The typical residential landscape project in the North Bay is a smaller lot size, with neighbors’ houses very close, second story windows looking down on neighbors yards, thus requiring some degree of privacy screening. Other projects are near walkways or driveways, patios or swimming pools. All these applications require smaller trees (not over 20-30 feet tall) with shallow root systems and, preferably, not overly messy.
Smaller trees also offer better balance in a smaller residential landscape. Installing a giant redwood or California Live Oak in a small residential back yard would dominate the landscape, encroach on the residence and neighbors’ properties, and generally seem out of place. Details Landscape Art, a premier Sonoma County landscape contractor, installs a variety of trees that meet these criteria…some are listed below. We generally prefer deciduous trees, which drop their leaves all at once in late fall, to evergreen trees which drop leaves a little bit at a time continuously throughout the year. Deciduus trees, especially near a house, also provide shade in the warmer months and let in sunlight in the cooler months when the leaves drop. There are also many screening shrubs that can be trained to act like trees, with higher branching structures.
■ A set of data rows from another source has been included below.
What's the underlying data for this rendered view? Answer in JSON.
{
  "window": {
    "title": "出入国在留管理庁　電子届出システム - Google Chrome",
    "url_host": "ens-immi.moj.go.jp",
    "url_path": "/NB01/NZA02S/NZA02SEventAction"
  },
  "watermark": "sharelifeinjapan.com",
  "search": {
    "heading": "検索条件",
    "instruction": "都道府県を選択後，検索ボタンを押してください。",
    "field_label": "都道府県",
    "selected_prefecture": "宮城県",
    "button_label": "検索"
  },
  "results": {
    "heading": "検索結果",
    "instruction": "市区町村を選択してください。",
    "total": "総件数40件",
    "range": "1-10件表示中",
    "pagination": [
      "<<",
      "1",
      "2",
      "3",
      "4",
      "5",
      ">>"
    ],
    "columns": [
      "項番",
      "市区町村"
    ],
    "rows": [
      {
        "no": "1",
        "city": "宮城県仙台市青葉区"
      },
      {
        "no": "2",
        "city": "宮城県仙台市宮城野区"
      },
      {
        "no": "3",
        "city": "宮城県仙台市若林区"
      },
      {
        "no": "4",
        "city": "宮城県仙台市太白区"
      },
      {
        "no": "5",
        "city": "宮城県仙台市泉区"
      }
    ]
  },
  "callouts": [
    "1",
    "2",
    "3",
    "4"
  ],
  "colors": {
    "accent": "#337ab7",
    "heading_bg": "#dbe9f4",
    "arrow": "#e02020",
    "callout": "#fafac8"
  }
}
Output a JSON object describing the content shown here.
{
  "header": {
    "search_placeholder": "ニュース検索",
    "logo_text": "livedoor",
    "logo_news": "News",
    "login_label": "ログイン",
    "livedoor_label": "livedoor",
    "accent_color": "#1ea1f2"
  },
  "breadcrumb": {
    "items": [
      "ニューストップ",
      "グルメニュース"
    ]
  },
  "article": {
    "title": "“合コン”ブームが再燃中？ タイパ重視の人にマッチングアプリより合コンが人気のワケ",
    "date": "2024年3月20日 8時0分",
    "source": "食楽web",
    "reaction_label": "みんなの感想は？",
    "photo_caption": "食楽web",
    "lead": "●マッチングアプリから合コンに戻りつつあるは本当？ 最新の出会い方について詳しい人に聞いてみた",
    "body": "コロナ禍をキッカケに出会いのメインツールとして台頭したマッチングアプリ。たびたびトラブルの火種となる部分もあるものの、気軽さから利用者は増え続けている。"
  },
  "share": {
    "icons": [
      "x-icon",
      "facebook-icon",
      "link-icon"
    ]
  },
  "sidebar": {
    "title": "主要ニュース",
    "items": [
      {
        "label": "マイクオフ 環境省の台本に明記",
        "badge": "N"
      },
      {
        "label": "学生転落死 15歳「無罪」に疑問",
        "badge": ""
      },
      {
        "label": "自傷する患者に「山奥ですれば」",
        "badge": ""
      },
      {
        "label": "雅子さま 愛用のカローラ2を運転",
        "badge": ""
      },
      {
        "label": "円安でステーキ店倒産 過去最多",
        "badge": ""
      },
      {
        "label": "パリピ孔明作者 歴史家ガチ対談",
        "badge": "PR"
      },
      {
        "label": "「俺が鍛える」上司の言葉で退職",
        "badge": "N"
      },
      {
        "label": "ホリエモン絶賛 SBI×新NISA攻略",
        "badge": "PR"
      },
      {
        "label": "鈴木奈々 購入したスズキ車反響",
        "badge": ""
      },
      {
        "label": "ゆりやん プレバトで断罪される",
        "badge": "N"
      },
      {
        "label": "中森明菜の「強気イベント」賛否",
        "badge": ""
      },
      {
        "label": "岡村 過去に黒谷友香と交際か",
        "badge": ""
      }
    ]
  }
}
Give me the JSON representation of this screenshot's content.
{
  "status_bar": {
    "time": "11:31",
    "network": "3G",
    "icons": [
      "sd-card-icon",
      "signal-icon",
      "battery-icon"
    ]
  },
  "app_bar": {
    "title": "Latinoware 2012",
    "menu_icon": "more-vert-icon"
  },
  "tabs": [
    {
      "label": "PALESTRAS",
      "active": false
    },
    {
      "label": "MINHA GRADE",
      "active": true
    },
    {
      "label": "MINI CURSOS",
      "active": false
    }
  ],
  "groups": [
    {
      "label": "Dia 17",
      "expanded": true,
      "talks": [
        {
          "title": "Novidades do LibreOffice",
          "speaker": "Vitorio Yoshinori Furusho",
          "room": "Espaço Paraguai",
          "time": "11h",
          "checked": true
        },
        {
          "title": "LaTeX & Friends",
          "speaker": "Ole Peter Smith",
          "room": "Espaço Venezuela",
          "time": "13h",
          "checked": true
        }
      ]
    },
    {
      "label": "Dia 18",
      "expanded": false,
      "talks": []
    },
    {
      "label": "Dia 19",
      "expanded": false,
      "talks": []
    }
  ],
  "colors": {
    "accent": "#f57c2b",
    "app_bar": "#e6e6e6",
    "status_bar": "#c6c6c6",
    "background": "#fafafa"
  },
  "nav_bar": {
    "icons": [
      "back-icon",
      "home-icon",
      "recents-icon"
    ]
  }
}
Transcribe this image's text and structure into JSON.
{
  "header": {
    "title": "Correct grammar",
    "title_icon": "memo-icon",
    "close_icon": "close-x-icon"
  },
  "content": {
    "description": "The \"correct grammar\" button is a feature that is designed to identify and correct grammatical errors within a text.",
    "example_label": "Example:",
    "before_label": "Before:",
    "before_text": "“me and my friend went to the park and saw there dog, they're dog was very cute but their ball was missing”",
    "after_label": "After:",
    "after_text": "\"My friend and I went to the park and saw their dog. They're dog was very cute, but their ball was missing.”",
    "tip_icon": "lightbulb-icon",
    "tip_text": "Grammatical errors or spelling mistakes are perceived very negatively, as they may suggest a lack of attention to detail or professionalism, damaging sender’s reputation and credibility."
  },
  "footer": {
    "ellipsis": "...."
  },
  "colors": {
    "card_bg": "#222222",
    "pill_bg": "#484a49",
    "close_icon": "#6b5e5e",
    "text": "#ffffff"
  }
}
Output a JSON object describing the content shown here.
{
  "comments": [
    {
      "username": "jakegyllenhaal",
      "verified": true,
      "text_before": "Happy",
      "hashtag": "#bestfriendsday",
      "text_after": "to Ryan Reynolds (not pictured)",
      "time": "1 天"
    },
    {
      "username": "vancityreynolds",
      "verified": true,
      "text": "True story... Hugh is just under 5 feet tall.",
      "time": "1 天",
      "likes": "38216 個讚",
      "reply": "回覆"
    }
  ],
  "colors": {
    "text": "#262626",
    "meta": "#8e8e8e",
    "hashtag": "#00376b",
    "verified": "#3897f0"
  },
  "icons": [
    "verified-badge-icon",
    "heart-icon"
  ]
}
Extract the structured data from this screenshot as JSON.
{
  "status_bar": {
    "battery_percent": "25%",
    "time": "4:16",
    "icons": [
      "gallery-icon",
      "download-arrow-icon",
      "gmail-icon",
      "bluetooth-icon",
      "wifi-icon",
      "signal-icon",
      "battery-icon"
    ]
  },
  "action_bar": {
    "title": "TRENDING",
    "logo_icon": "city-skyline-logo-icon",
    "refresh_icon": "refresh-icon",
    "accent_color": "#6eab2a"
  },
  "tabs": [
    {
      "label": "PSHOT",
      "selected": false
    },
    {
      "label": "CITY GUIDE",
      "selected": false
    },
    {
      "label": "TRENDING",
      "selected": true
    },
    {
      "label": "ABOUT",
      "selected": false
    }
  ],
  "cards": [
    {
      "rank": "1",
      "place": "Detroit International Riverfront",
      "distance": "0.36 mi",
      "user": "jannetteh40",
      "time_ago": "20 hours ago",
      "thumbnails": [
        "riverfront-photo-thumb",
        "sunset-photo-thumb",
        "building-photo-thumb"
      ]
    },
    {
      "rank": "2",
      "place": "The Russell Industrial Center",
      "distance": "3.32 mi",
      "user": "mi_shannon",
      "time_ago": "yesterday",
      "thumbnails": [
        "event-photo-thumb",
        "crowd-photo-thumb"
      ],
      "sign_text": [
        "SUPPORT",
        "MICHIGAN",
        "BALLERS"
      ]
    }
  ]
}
Some examples are various species of pittosporum and feijoa sellowiana (pineapple guava).
A few of our favorite smaller patio trees:
Sapium sebiferum – a small deciduous tree, green all summer and brilliant red fall foliage
Japanese maple – there are many varieties of this deciduous tree, with maroon or green foliage and either gold, orange or red fall color. Japanese maples are the subject of another blog, but here is a list of those we regularly use:
- Emperor One – upright with maroon foliage
- Bloodgood – similar to Emperor One
- Sango kaku – upright, urn shaped, green leafed with coral bark in the winter
- Redwood – similar to Sango kaku
- Butterfly – the smallest of the upright maples, with a variegated leaf tinged with pink
- Crimson Queen – low mounding umbrella or mushroom shaped, maroon foliage
- Tamukeyama – same as Crimson Queen, tolerated the most shade
- Red Dragon – same as Crimson Queen, tolerates the most sun
- Viridis or Waterfall – same habit as above maroon leafed varieties, but with green foliage
Akebobo cherry – a little wider patio tree, gorgeous six week display of white (tinged with pink) flowers in spring – looks like a cloud-, green all summer and gold in autumn Chinese pistache – green leafed all spring and summer, with an incredible show of iridescent red-orange-gold in fall
Eleacarpus decipiens – a well behaved evergreen tree, with minimal leaf drop, bright green leaves all year long
Crape Myrtle – many varieties and colors (only buy Indian tribe named varieties to minimize powdery mildew). Showy flowers in August-September. One of the few plants that bloom heavily this time of year.
Cornus florida – flowering dogwood is a shade loving deciduous tree that blooms in spring, green all summer
Prunus ‘Snow Fountains’ – weeping cherry has a drooping habit. Loaded with pure white flowers for several weeks in spring, green in the summer, turns gold before the leaves drop in late fall
A well designed residential landscape includes the appropriate size tree for the situation.